→ THE PROBLEM
The records below need copying. Match each line exactly.

→ INPUT DATA
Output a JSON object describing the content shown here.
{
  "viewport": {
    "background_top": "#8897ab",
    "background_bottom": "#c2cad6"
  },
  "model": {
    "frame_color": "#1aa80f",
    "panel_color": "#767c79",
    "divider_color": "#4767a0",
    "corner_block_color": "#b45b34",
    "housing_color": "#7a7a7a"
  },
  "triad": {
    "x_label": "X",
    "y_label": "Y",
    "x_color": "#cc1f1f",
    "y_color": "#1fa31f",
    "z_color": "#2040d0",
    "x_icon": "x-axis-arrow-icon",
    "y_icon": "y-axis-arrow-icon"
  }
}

→ RESULT BELOW
Output a JSON object describing the content shown here.
{
  "viewport": {
    "background_top": "#8897ab",
    "background_bottom": "#c2cad6"
  },
  "model": {
    "frame_color": "#1aa80f",
    "panel_color": "#767c79",
    "divider_color": "#4767a0",
    "corner_block_color": "#b45b34",
    "housing_color": "#7a7a7a"
  },
  "triad": {
    "x_label": "X",
    "y_label": "Y",
    "x_color": "#cc1f1f",
    "y_color": "#1fa31f",
    "z_color": "#2040d0",
    "x_icon": "x-axis-arrow-icon",
    "y_icon": "y-axis-arrow-icon"
  }
}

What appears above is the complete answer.